I'm bill weir. It has been said that a lottery is really just a tax for people who are bad at math. But when the jackpot hits half a billion dollars, even mr. Spock might let go of the logic to go buy a $2 fantasy. Yes, the odds are 1 in 175 million, and ye this powerball payd has rolled over 16 time without hitting all the numbers. But across much of the nation and all of tomorrow, all that will be pushed aside. Drowned out by the inner mantra, somebody has to win and it might as well be me. Here's rhinoens. . Reporter: Everyone who lines seems to have a strategy. Just one. Reporter: By definition, just about everyone's strategy fails. Is there any formula, any mathematical anything that can give you an edge over the person in front of you in line? No, don't put that on camera. There you go and good luck. Thank you. Reporter: To find out we went back to school tonight to southern methodist university to professor scott norris' math class. He went to harvard. The number of possible combinations is given by -- Reporter: Like most journalists, I barely passed algebra. We all agreed I should get some individual attention. Professor norris's formula is painfully complicated. There are 15 possible ball and five are drawn and the number of combinations is given by this form l.A. Reporter: The solution is downright painful. To get the total probability we simply multiply these numbers together and get a total probability of about 175 million. Reporter: Professor, with so many people playing this time around, does that hurt my odds? Your odds are the same no matter how many people play. You just have a higher chance of hao split the jackpot. Reporter: Is it better to choose my own number or let the computer pick them. ? Every number has exactly the same likelihood of winning so it doesn't matter. Reporter: You might wonder, how did the jackpot get this big? Because there have been so many losers. No winners in an unbelievable 16 drawings in a row. This time, so many people are buying tickets, powerball big wigs just raised the jackpot yet again today. To a cool, clean half a billion dollars. Yes, $500 million. For the record, if you take cash value option, you get a not so clean but still very cool $327 million. Now is probably a good time to review those odds again. Experts put the chance of winning at about 1 in 175 million.

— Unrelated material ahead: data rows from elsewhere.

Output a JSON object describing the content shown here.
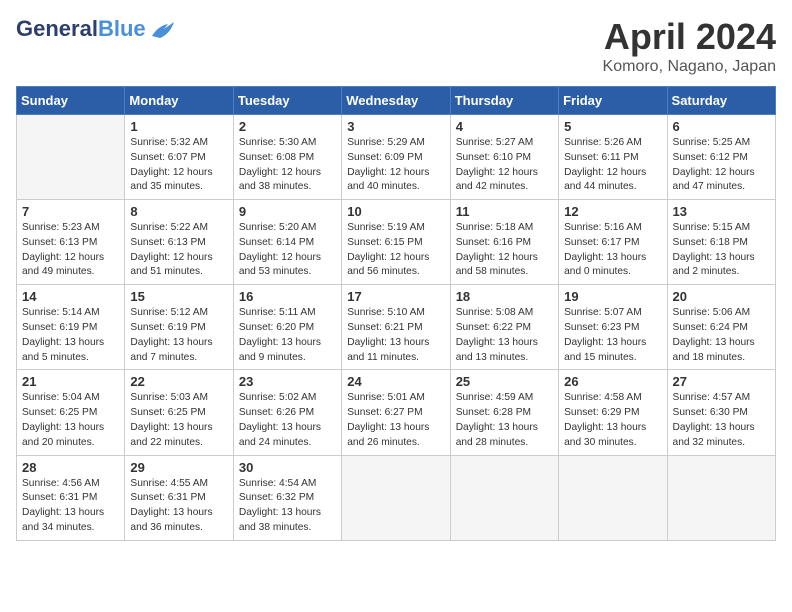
{
  "header": {
    "logo_general": "General",
    "logo_blue": "Blue",
    "month_title": "April 2024",
    "location": "Komoro, Nagano, Japan"
  },
  "weekdays": [
    "Sunday",
    "Monday",
    "Tuesday",
    "Wednesday",
    "Thursday",
    "Friday",
    "Saturday"
  ],
  "weeks": [
    [
      {
        "day": "",
        "info": ""
      },
      {
        "day": "1",
        "info": "Sunrise: 5:32 AM\nSunset: 6:07 PM\nDaylight: 12 hours\nand 35 minutes."
      },
      {
        "day": "2",
        "info": "Sunrise: 5:30 AM\nSunset: 6:08 PM\nDaylight: 12 hours\nand 38 minutes."
      },
      {
        "day": "3",
        "info": "Sunrise: 5:29 AM\nSunset: 6:09 PM\nDaylight: 12 hours\nand 40 minutes."
      },
      {
        "day": "4",
        "info": "Sunrise: 5:27 AM\nSunset: 6:10 PM\nDaylight: 12 hours\nand 42 minutes."
      },
      {
        "day": "5",
        "info": "Sunrise: 5:26 AM\nSunset: 6:11 PM\nDaylight: 12 hours\nand 44 minutes."
      },
      {
        "day": "6",
        "info": "Sunrise: 5:25 AM\nSunset: 6:12 PM\nDaylight: 12 hours\nand 47 minutes."
      }
    ],
    [
      {
        "day": "7",
        "info": "Sunrise: 5:23 AM\nSunset: 6:13 PM\nDaylight: 12 hours\nand 49 minutes."
      },
      {
        "day": "8",
        "info": "Sunrise: 5:22 AM\nSunset: 6:13 PM\nDaylight: 12 hours\nand 51 minutes."
      },
      {
        "day": "9",
        "info": "Sunrise: 5:20 AM\nSunset: 6:14 PM\nDaylight: 12 hours\nand 53 minutes."
      },
      {
        "day": "10",
        "info": "Sunrise: 5:19 AM\nSunset: 6:15 PM\nDaylight: 12 hours\nand 56 minutes."
      },
      {
        "day": "11",
        "info": "Sunrise: 5:18 AM\nSunset: 6:16 PM\nDaylight: 12 hours\nand 58 minutes."
      },
      {
        "day": "12",
        "info": "Sunrise: 5:16 AM\nSunset: 6:17 PM\nDaylight: 13 hours\nand 0 minutes."
      },
      {
        "day": "13",
        "info": "Sunrise: 5:15 AM\nSunset: 6:18 PM\nDaylight: 13 hours\nand 2 minutes."
      }
    ],
    [
      {
        "day": "14",
        "info": "Sunrise: 5:14 AM\nSunset: 6:19 PM\nDaylight: 13 hours\nand 5 minutes."
      },
      {
        "day": "15",
        "info": "Sunrise: 5:12 AM\nSunset: 6:19 PM\nDaylight: 13 hours\nand 7 minutes."
      },
      {
        "day": "16",
        "info": "Sunrise: 5:11 AM\nSunset: 6:20 PM\nDaylight: 13 hours\nand 9 minutes."
      },
      {
        "day": "17",
        "info": "Sunrise: 5:10 AM\nSunset: 6:21 PM\nDaylight: 13 hours\nand 11 minutes."
      },
      {
        "day": "18",
        "info": "Sunrise: 5:08 AM\nSunset: 6:22 PM\nDaylight: 13 hours\nand 13 minutes."
      },
      {
        "day": "19",
        "info": "Sunrise: 5:07 AM\nSunset: 6:23 PM\nDaylight: 13 hours\nand 15 minutes."
      },
      {
        "day": "20",
        "info": "Sunrise: 5:06 AM\nSunset: 6:24 PM\nDaylight: 13 hours\nand 18 minutes."
      }
    ],
    [
      {
        "day": "21",
        "info": "Sunrise: 5:04 AM\nSunset: 6:25 PM\nDaylight: 13 hours\nand 20 minutes."
      },
      {
        "day": "22",
        "info": "Sunrise: 5:03 AM\nSunset: 6:25 PM\nDaylight: 13 hours\nand 22 minutes."
      },
      {
        "day": "23",
        "info": "Sunrise: 5:02 AM\nSunset: 6:26 PM\nDaylight: 13 hours\nand 24 minutes."
      },
      {
        "day": "24",
        "info": "Sunrise: 5:01 AM\nSunset: 6:27 PM\nDaylight: 13 hours\nand 26 minutes."
      },
      {
        "day": "25",
        "info": "Sunrise: 4:59 AM\nSunset: 6:28 PM\nDaylight: 13 hours\nand 28 minutes."
      },
      {
        "day": "26",
        "info": "Sunrise: 4:58 AM\nSunset: 6:29 PM\nDaylight: 13 hours\nand 30 minutes."
      },
      {
        "day": "27",
        "info": "Sunrise: 4:57 AM\nSunset: 6:30 PM\nDaylight: 13 hours\nand 32 minutes."
      }
    ],
    [
      {
        "day": "28",
        "info": "Sunrise: 4:56 AM\nSunset: 6:31 PM\nDaylight: 13 hours\nand 34 minutes."
      },
      {
        "day": "29",
        "info": "Sunrise: 4:55 AM\nSunset: 6:31 PM\nDaylight: 13 hours\nand 36 minutes."
      },
      {
        "day": "30",
        "info": "Sunrise: 4:54 AM\nSunset: 6:32 PM\nDaylight: 13 hours\nand 38 minutes."
      },
      {
        "day": "",
        "info": ""
      },
      {
        "day": "",
        "info": ""
      },
      {
        "day": "",
        "info": ""
      },
      {
        "day": "",
        "info": ""
      }
    ]
  ]
}
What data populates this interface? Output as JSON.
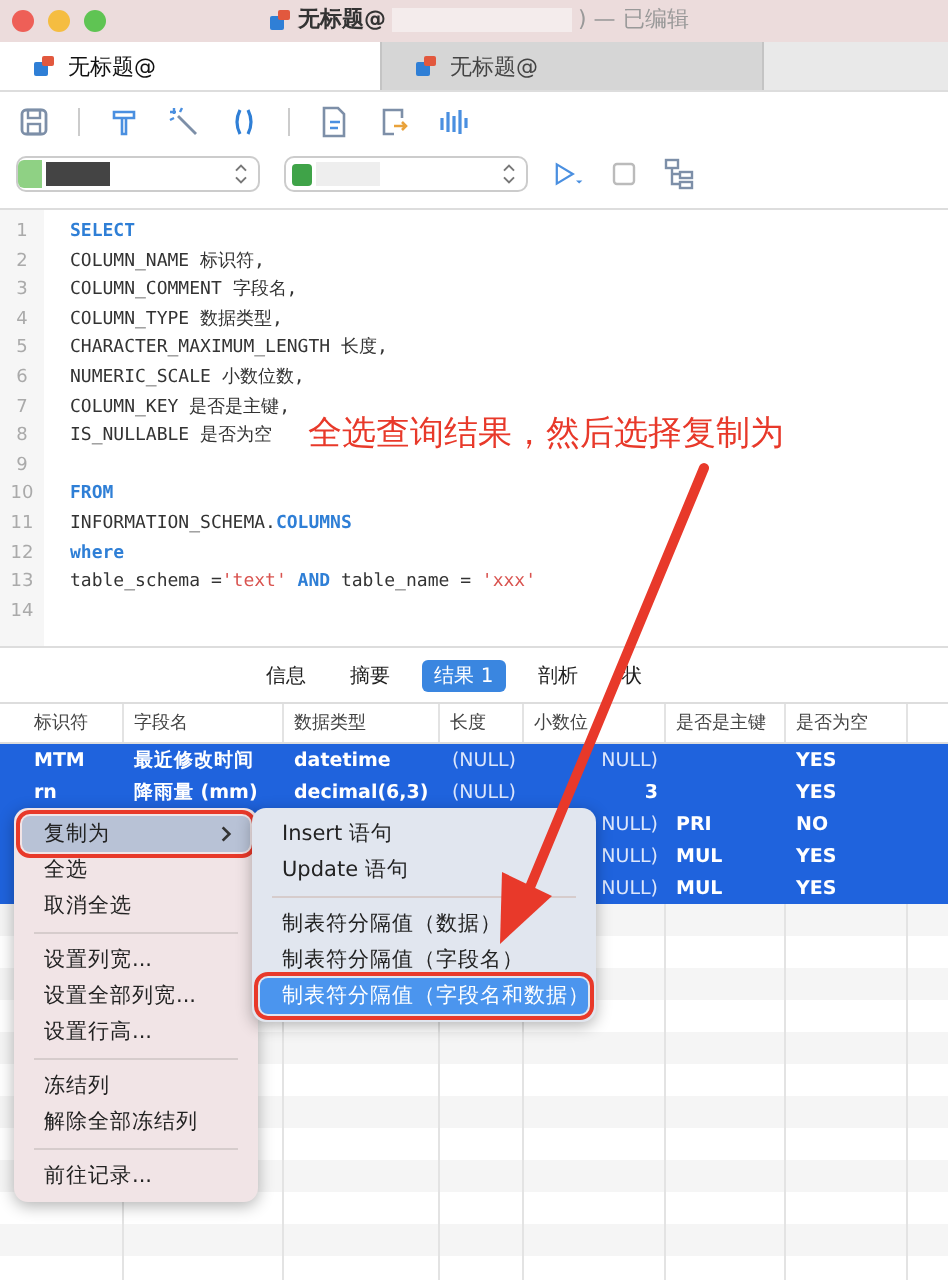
{
  "window": {
    "title": "无标题@",
    "edited": ") — 已编辑"
  },
  "tabs": [
    {
      "label": "无标题@",
      "selected": true
    },
    {
      "label": "无标题@",
      "selected": false
    }
  ],
  "editor": {
    "lines": [
      {
        "number": "1",
        "segments": [
          {
            "text": "SELECT",
            "kind": "keyword"
          }
        ]
      },
      {
        "number": "2",
        "segments": [
          {
            "text": "COLUMN_NAME 标识符,",
            "kind": "plain"
          }
        ]
      },
      {
        "number": "3",
        "segments": [
          {
            "text": "COLUMN_COMMENT 字段名,",
            "kind": "plain"
          }
        ]
      },
      {
        "number": "4",
        "segments": [
          {
            "text": "COLUMN_TYPE 数据类型,",
            "kind": "plain"
          }
        ]
      },
      {
        "number": "5",
        "segments": [
          {
            "text": "CHARACTER_MAXIMUM_LENGTH 长度,",
            "kind": "plain"
          }
        ]
      },
      {
        "number": "6",
        "segments": [
          {
            "text": "NUMERIC_SCALE 小数位数,",
            "kind": "plain"
          }
        ]
      },
      {
        "number": "7",
        "segments": [
          {
            "text": "COLUMN_KEY 是否是主键,",
            "kind": "plain"
          }
        ]
      },
      {
        "number": "8",
        "segments": [
          {
            "text": "IS_NULLABLE 是否为空",
            "kind": "plain"
          }
        ]
      },
      {
        "number": "9"
      },
      {
        "number": "10",
        "segments": [
          {
            "text": "FROM",
            "kind": "keyword"
          }
        ]
      },
      {
        "number": "11",
        "segments": [
          {
            "text": "INFORMATION_SCHEMA.",
            "kind": "plain"
          },
          {
            "text": "COLUMNS",
            "kind": "keyword"
          }
        ]
      },
      {
        "number": "12",
        "segments": [
          {
            "text": "where",
            "kind": "keyword"
          }
        ]
      },
      {
        "number": "13",
        "segments": [
          {
            "text": "table_schema =",
            "kind": "plain"
          },
          {
            "text": "'text'",
            "kind": "string"
          },
          {
            "text": " AND ",
            "kind": "keyword"
          },
          {
            "text": "table_name = ",
            "kind": "plain"
          },
          {
            "text": "'xxx'",
            "kind": "string"
          }
        ]
      },
      {
        "number": "14"
      }
    ]
  },
  "annotation": {
    "text": "全选查询结果，然后选择复制为"
  },
  "result_tabs": [
    {
      "label": "信息",
      "selected": false
    },
    {
      "label": "摘要",
      "selected": false
    },
    {
      "label": "结果 1",
      "selected": true
    },
    {
      "label": "剖析",
      "selected": false
    },
    {
      "label": "状",
      "selected": false
    }
  ],
  "table": {
    "columns": [
      "标识符",
      "字段名",
      "数据类型",
      "长度",
      "小数位",
      "是否是主键",
      "是否为空"
    ],
    "rows": [
      {
        "selected": true,
        "cells": [
          "MTM",
          "最近修改时间",
          "datetime",
          "(NULL)",
          "NULL)",
          "",
          "YES"
        ]
      },
      {
        "selected": true,
        "cells": [
          "rn",
          "降雨量 (mm)",
          "decimal(6,3)",
          "(NULL)",
          "3",
          "",
          "YES"
        ]
      },
      {
        "selected": true,
        "cells": [
          "",
          "",
          "",
          "",
          "NULL)",
          "PRI",
          "NO"
        ]
      },
      {
        "selected": true,
        "cells": [
          "",
          "",
          "",
          "",
          "NULL)",
          "MUL",
          "YES"
        ]
      },
      {
        "selected": true,
        "cells": [
          "",
          "",
          "",
          "",
          "NULL)",
          "MUL",
          "YES"
        ]
      }
    ]
  },
  "context_menu": {
    "items": [
      {
        "kind": "submenu",
        "label": "复制为",
        "selected": true,
        "annotated": true
      },
      {
        "kind": "item",
        "label": "全选",
        "selected": false,
        "annotated": false
      },
      {
        "kind": "item",
        "label": "取消全选",
        "selected": false,
        "annotated": false
      },
      {
        "kind": "separator"
      },
      {
        "kind": "item",
        "label": "设置列宽...",
        "selected": false,
        "annotated": false
      },
      {
        "kind": "item",
        "label": "设置全部列宽...",
        "selected": false,
        "annotated": false
      },
      {
        "kind": "item",
        "label": "设置行高...",
        "selected": false,
        "annotated": false
      },
      {
        "kind": "separator"
      },
      {
        "kind": "item",
        "label": "冻结列",
        "selected": false,
        "annotated": false
      },
      {
        "kind": "item",
        "label": "解除全部冻结列",
        "selected": false,
        "annotated": false
      },
      {
        "kind": "separator"
      },
      {
        "kind": "item",
        "label": "前往记录...",
        "selected": false,
        "annotated": false
      }
    ],
    "submenu": [
      {
        "kind": "item",
        "label": "Insert 语句",
        "selected": false,
        "annotated": false
      },
      {
        "kind": "item",
        "label": "Update 语句",
        "selected": false,
        "annotated": false
      },
      {
        "kind": "separator"
      },
      {
        "kind": "item",
        "label": "制表符分隔值（数据）",
        "selected": false,
        "annotated": false
      },
      {
        "kind": "item",
        "label": "制表符分隔值（字段名）",
        "selected": false,
        "annotated": false
      },
      {
        "kind": "item",
        "label": "制表符分隔值（字段名和数据）",
        "selected": true,
        "annotated": true
      }
    ]
  }
}
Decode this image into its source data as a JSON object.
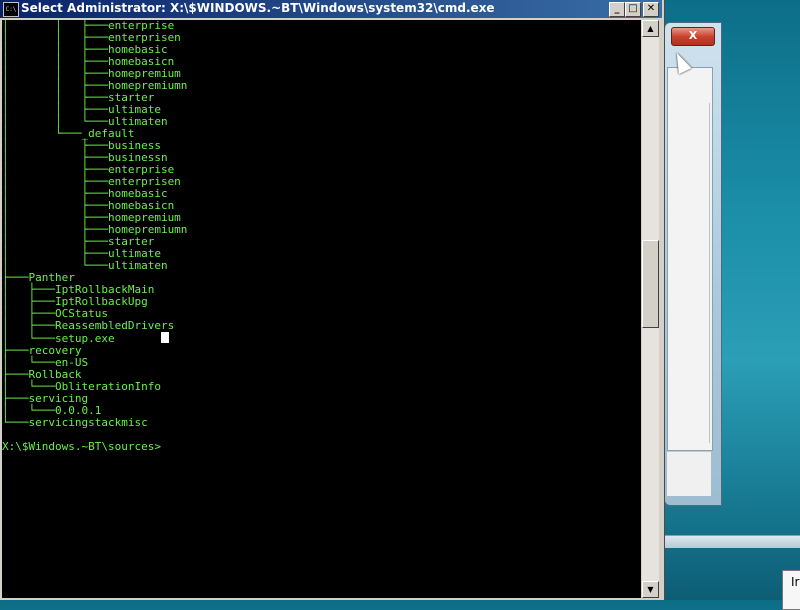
{
  "window": {
    "title": "Select Administrator: X:\\$WINDOWS.~BT\\Windows\\system32\\cmd.exe",
    "icon_text": "C:\\",
    "minimize_glyph": "_",
    "maximize_glyph": "□",
    "close_glyph": "✕"
  },
  "background_dialog": {
    "close_glyph": "X",
    "partial_text": "Ir"
  },
  "console": {
    "lines": [
      "│       │   ├───enterprise",
      "│       │   ├───enterprisen",
      "│       │   ├───homebasic",
      "│       │   ├───homebasicn",
      "│       │   ├───homepremium",
      "│       │   ├───homepremiumn",
      "│       │   ├───starter",
      "│       │   ├───ultimate",
      "│       │   └───ultimaten",
      "│       └───_default",
      "│           ├───business",
      "│           ├───businessn",
      "│           ├───enterprise",
      "│           ├───enterprisen",
      "│           ├───homebasic",
      "│           ├───homebasicn",
      "│           ├───homepremium",
      "│           ├───homepremiumn",
      "│           ├───starter",
      "│           ├───ultimate",
      "│           └───ultimaten",
      "├───Panther",
      "│   ├───IptRollbackMain",
      "│   ├───IptRollbackUpg",
      "│   ├───OCStatus",
      "│   ├───ReassembledDrivers",
      "│   └───setup.exe",
      "├───recovery",
      "│   └───en-US",
      "├───Rollback",
      "│   └───ObliterationInfo",
      "├───servicing",
      "│   └───0.0.0.1",
      "└───servicingstackmisc",
      "",
      "X:\\$Windows.~BT\\sources>"
    ]
  },
  "scrollbar": {
    "up_glyph": "▲",
    "down_glyph": "▼"
  }
}
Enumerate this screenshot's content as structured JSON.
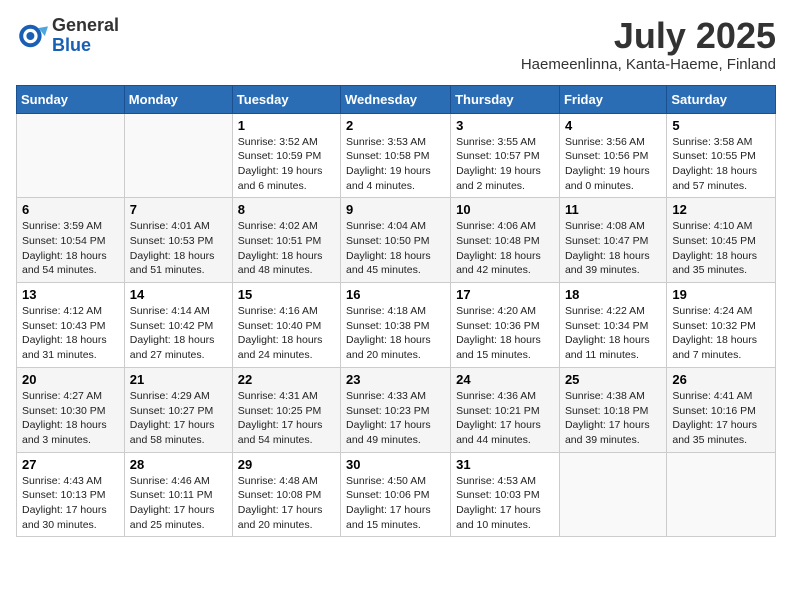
{
  "header": {
    "logo_general": "General",
    "logo_blue": "Blue",
    "month_year": "July 2025",
    "location": "Haemeenlinna, Kanta-Haeme, Finland"
  },
  "days_of_week": [
    "Sunday",
    "Monday",
    "Tuesday",
    "Wednesday",
    "Thursday",
    "Friday",
    "Saturday"
  ],
  "weeks": [
    [
      {
        "day": "",
        "info": ""
      },
      {
        "day": "",
        "info": ""
      },
      {
        "day": "1",
        "info": "Sunrise: 3:52 AM\nSunset: 10:59 PM\nDaylight: 19 hours\nand 6 minutes."
      },
      {
        "day": "2",
        "info": "Sunrise: 3:53 AM\nSunset: 10:58 PM\nDaylight: 19 hours\nand 4 minutes."
      },
      {
        "day": "3",
        "info": "Sunrise: 3:55 AM\nSunset: 10:57 PM\nDaylight: 19 hours\nand 2 minutes."
      },
      {
        "day": "4",
        "info": "Sunrise: 3:56 AM\nSunset: 10:56 PM\nDaylight: 19 hours\nand 0 minutes."
      },
      {
        "day": "5",
        "info": "Sunrise: 3:58 AM\nSunset: 10:55 PM\nDaylight: 18 hours\nand 57 minutes."
      }
    ],
    [
      {
        "day": "6",
        "info": "Sunrise: 3:59 AM\nSunset: 10:54 PM\nDaylight: 18 hours\nand 54 minutes."
      },
      {
        "day": "7",
        "info": "Sunrise: 4:01 AM\nSunset: 10:53 PM\nDaylight: 18 hours\nand 51 minutes."
      },
      {
        "day": "8",
        "info": "Sunrise: 4:02 AM\nSunset: 10:51 PM\nDaylight: 18 hours\nand 48 minutes."
      },
      {
        "day": "9",
        "info": "Sunrise: 4:04 AM\nSunset: 10:50 PM\nDaylight: 18 hours\nand 45 minutes."
      },
      {
        "day": "10",
        "info": "Sunrise: 4:06 AM\nSunset: 10:48 PM\nDaylight: 18 hours\nand 42 minutes."
      },
      {
        "day": "11",
        "info": "Sunrise: 4:08 AM\nSunset: 10:47 PM\nDaylight: 18 hours\nand 39 minutes."
      },
      {
        "day": "12",
        "info": "Sunrise: 4:10 AM\nSunset: 10:45 PM\nDaylight: 18 hours\nand 35 minutes."
      }
    ],
    [
      {
        "day": "13",
        "info": "Sunrise: 4:12 AM\nSunset: 10:43 PM\nDaylight: 18 hours\nand 31 minutes."
      },
      {
        "day": "14",
        "info": "Sunrise: 4:14 AM\nSunset: 10:42 PM\nDaylight: 18 hours\nand 27 minutes."
      },
      {
        "day": "15",
        "info": "Sunrise: 4:16 AM\nSunset: 10:40 PM\nDaylight: 18 hours\nand 24 minutes."
      },
      {
        "day": "16",
        "info": "Sunrise: 4:18 AM\nSunset: 10:38 PM\nDaylight: 18 hours\nand 20 minutes."
      },
      {
        "day": "17",
        "info": "Sunrise: 4:20 AM\nSunset: 10:36 PM\nDaylight: 18 hours\nand 15 minutes."
      },
      {
        "day": "18",
        "info": "Sunrise: 4:22 AM\nSunset: 10:34 PM\nDaylight: 18 hours\nand 11 minutes."
      },
      {
        "day": "19",
        "info": "Sunrise: 4:24 AM\nSunset: 10:32 PM\nDaylight: 18 hours\nand 7 minutes."
      }
    ],
    [
      {
        "day": "20",
        "info": "Sunrise: 4:27 AM\nSunset: 10:30 PM\nDaylight: 18 hours\nand 3 minutes."
      },
      {
        "day": "21",
        "info": "Sunrise: 4:29 AM\nSunset: 10:27 PM\nDaylight: 17 hours\nand 58 minutes."
      },
      {
        "day": "22",
        "info": "Sunrise: 4:31 AM\nSunset: 10:25 PM\nDaylight: 17 hours\nand 54 minutes."
      },
      {
        "day": "23",
        "info": "Sunrise: 4:33 AM\nSunset: 10:23 PM\nDaylight: 17 hours\nand 49 minutes."
      },
      {
        "day": "24",
        "info": "Sunrise: 4:36 AM\nSunset: 10:21 PM\nDaylight: 17 hours\nand 44 minutes."
      },
      {
        "day": "25",
        "info": "Sunrise: 4:38 AM\nSunset: 10:18 PM\nDaylight: 17 hours\nand 39 minutes."
      },
      {
        "day": "26",
        "info": "Sunrise: 4:41 AM\nSunset: 10:16 PM\nDaylight: 17 hours\nand 35 minutes."
      }
    ],
    [
      {
        "day": "27",
        "info": "Sunrise: 4:43 AM\nSunset: 10:13 PM\nDaylight: 17 hours\nand 30 minutes."
      },
      {
        "day": "28",
        "info": "Sunrise: 4:46 AM\nSunset: 10:11 PM\nDaylight: 17 hours\nand 25 minutes."
      },
      {
        "day": "29",
        "info": "Sunrise: 4:48 AM\nSunset: 10:08 PM\nDaylight: 17 hours\nand 20 minutes."
      },
      {
        "day": "30",
        "info": "Sunrise: 4:50 AM\nSunset: 10:06 PM\nDaylight: 17 hours\nand 15 minutes."
      },
      {
        "day": "31",
        "info": "Sunrise: 4:53 AM\nSunset: 10:03 PM\nDaylight: 17 hours\nand 10 minutes."
      },
      {
        "day": "",
        "info": ""
      },
      {
        "day": "",
        "info": ""
      }
    ]
  ]
}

Since nearly all of us are losers, maybe these number will make us feel better. One status stigs concluded you are more likely to be possessed by the devil today than win the powerball. In fact, the odds are better that a lot of bad things might ham to us today. Like getting hit by an asteroid or being devoured by a flesh eating bacteria. Yes, someone really came one those odds. Professor, if I buy a lot of tickets, does that help my odds? It does. Your odds increase exactly proportional to how many you buy. If you buy 100 tickets, your odds increase to approximately n one.7 million. Reporter: One thing that shouldn't matter is where you live. But it sure looks like it does. Let's take the biggest jackpots. 300 million plus. Illinois and new jersey have been lucky there. Both states have sold three winning lottery tickets worth that much. Michigan is home to the winner of the largest single cash payout. Donald lawson took home $337 million earlier this year. Nebraska holds the distinction for selling most valuable ticket ever. 365 million. Split by eight workers in a meat packing plant back in 2006. 42 states, d.C. And the u.S. Virgin islands participate in powerball. But that leaves millions of americans out of luck. Including people in a little place called california. Ironically enough, nevada. Yes, people who live in the shadow of the las vegas strip cannot make this bet, at least not in their own state. Still, thousands from both states flocked to stores along the arizona border every time the jackpot gets this big. I want to win so I can put it ALL ON THE 49ers. Reporter: Which leads me to my last question. It was inspired by something everyone's favorite sports reporter observed last night on our station. These stories kill me. What is it, like 425 million, everybody goes nuts. They have to by a lottery ticket. 147, I'll wait. I will take the $100 million. That's just me. Are the smaller jackpots a better bet? In one sense knock. You always to have pay $2 to play. The smaller the jackpot, the smaller the expected payoff. However work larger jackpot there is a higher chance you might have to split the pot so it is a tradeoff. Reporter: By the way, the good professor, the one who actually understand that's formula, said he has never played the lottery. Ever. Although he admits that is not a lesson most of us will learn and certainly not on the eve of the big drawing. There you go. And good luck. "Nightline" in math class.

This transcript has been automatically generated and may not be 100% accurate.

{"id":17823930,"title":"Lotto Fever: Going After $500M Powerball Jackpot ","duration":"5:22","description":"ABC's Ryan Owens takes a look what the real chances are of winning the lottery.","section":"Nightline","mediaType":"Default"}